» Required work:
Please give the data again exactly, with no line dropped.

[Page and application data records]
******

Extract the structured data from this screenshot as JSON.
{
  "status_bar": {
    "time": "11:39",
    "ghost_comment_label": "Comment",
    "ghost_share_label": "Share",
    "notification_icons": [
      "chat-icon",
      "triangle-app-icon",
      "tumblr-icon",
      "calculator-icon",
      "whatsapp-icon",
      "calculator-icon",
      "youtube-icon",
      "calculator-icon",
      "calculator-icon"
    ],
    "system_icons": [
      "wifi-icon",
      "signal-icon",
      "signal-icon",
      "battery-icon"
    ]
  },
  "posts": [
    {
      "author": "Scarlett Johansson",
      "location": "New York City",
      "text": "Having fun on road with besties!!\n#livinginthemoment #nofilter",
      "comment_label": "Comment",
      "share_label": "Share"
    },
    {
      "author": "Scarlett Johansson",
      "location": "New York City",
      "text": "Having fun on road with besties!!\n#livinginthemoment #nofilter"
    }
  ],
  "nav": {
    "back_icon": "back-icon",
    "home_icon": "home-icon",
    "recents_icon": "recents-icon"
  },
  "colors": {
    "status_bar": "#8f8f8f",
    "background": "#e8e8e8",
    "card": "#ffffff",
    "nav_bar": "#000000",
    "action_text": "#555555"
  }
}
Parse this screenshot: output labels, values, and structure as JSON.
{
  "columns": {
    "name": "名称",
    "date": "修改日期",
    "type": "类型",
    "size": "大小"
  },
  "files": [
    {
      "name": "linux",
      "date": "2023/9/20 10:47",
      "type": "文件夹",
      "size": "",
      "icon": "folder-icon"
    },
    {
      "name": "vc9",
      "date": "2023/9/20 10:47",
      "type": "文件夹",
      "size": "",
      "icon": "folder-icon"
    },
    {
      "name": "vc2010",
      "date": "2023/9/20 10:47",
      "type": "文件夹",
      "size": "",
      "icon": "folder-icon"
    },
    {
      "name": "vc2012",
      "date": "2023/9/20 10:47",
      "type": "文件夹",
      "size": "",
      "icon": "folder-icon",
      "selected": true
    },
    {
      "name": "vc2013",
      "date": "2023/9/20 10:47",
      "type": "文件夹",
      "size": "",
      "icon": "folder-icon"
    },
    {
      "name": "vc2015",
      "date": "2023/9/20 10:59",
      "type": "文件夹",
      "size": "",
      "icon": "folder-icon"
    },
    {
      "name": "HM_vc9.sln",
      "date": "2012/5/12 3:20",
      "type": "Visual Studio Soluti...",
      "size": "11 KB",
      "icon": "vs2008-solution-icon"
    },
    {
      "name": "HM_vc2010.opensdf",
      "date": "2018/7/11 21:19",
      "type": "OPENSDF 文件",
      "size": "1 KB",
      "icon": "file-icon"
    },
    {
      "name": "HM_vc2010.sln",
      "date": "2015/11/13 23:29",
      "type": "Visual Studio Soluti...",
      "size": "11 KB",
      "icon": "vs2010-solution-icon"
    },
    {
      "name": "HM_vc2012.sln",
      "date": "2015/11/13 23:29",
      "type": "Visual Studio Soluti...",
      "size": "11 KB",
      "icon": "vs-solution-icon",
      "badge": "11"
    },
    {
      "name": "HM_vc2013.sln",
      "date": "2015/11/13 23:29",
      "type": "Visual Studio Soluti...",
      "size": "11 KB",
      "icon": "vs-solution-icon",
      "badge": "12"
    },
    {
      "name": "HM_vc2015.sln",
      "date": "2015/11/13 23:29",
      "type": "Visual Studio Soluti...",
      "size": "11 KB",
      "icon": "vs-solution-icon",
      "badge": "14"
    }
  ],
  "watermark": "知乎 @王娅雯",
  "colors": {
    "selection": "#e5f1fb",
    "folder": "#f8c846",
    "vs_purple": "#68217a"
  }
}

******

» Solved problem:
Extract the structured data from this screenshot as JSON.
{
  "status_bar": {
    "time": "11:39",
    "ghost_comment_label": "Comment",
    "ghost_share_label": "Share",
    "notification_icons": [
      "chat-icon",
      "triangle-app-icon",
      "tumblr-icon",
      "calculator-icon",
      "whatsapp-icon",
      "calculator-icon",
      "youtube-icon",
      "calculator-icon",
      "calculator-icon"
    ],
    "system_icons": [
      "wifi-icon",
      "signal-icon",
      "signal-icon",
      "battery-icon"
    ]
  },
  "posts": [
    {
      "author": "Scarlett Johansson",
      "location": "New York City",
      "text": "Having fun on road with besties!!\n#livinginthemoment #nofilter",
      "comment_label": "Comment",
      "share_label": "Share"
    },
    {
      "author": "Scarlett Johansson",
      "location": "New York City",
      "text": "Having fun on road with besties!!\n#livinginthemoment #nofilter"
    }
  ],
  "nav": {
    "back_icon": "back-icon",
    "home_icon": "home-icon",
    "recents_icon": "recents-icon"
  },
  "colors": {
    "status_bar": "#8f8f8f",
    "background": "#e8e8e8",
    "card": "#ffffff",
    "nav_bar": "#000000",
    "action_text": "#555555"
  }
}
Parse this screenshot: output labels, values, and structure as JSON.
{
  "columns": {
    "name": "名称",
    "date": "修改日期",
    "type": "类型",
    "size": "大小"
  },
  "files": [
    {
      "name": "linux",
      "date": "2023/9/20 10:47",
      "type": "文件夹",
      "size": "",
      "icon": "folder-icon"
    },
    {
      "name": "vc9",
      "date": "2023/9/20 10:47",
      "type": "文件夹",
      "size": "",
      "icon": "folder-icon"
    },
    {
      "name": "vc2010",
      "date": "2023/9/20 10:47",
      "type": "文件夹",
      "size": "",
      "icon": "folder-icon"
    },
    {
      "name": "vc2012",
      "date": "2023/9/20 10:47",
      "type": "文件夹",
      "size": "",
      "icon": "folder-icon",
      "selected": true
    },
    {
      "name": "vc2013",
      "date": "2023/9/20 10:47",
      "type": "文件夹",
      "size": "",
      "icon": "folder-icon"
    },
    {
      "name": "vc2015",
      "date": "2023/9/20 10:59",
      "type": "文件夹",
      "size": "",
      "icon": "folder-icon"
    },
    {
      "name": "HM_vc9.sln",
      "date": "2012/5/12 3:20",
      "type": "Visual Studio Soluti...",
      "size": "11 KB",
      "icon": "vs2008-solution-icon"
    },
    {
      "name": "HM_vc2010.opensdf",
      "date": "2018/7/11 21:19",
      "type": "OPENSDF 文件",
      "size": "1 KB",
      "icon": "file-icon"
    },
    {
      "name": "HM_vc2010.sln",
      "date": "2015/11/13 23:29",
      "type": "Visual Studio Soluti...",
      "size": "11 KB",
      "icon": "vs2010-solution-icon"
    },
    {
      "name": "HM_vc2012.sln",
      "date": "2015/11/13 23:29",
      "type": "Visual Studio Soluti...",
      "size": "11 KB",
      "icon": "vs-solution-icon",
      "badge": "11"
    },
    {
      "name": "HM_vc2013.sln",
      "date": "2015/11/13 23:29",
      "type": "Visual Studio Soluti...",
      "size": "11 KB",
      "icon": "vs-solution-icon",
      "badge": "12"
    },
    {
      "name": "HM_vc2015.sln",
      "date": "2015/11/13 23:29",
      "type": "Visual Studio Soluti...",
      "size": "11 KB",
      "icon": "vs-solution-icon",
      "badge": "14"
    }
  ],
  "watermark": "知乎 @王娅雯",
  "colors": {
    "selection": "#e5f1fb",
    "folder": "#f8c846",
    "vs_purple": "#68217a"
  }
}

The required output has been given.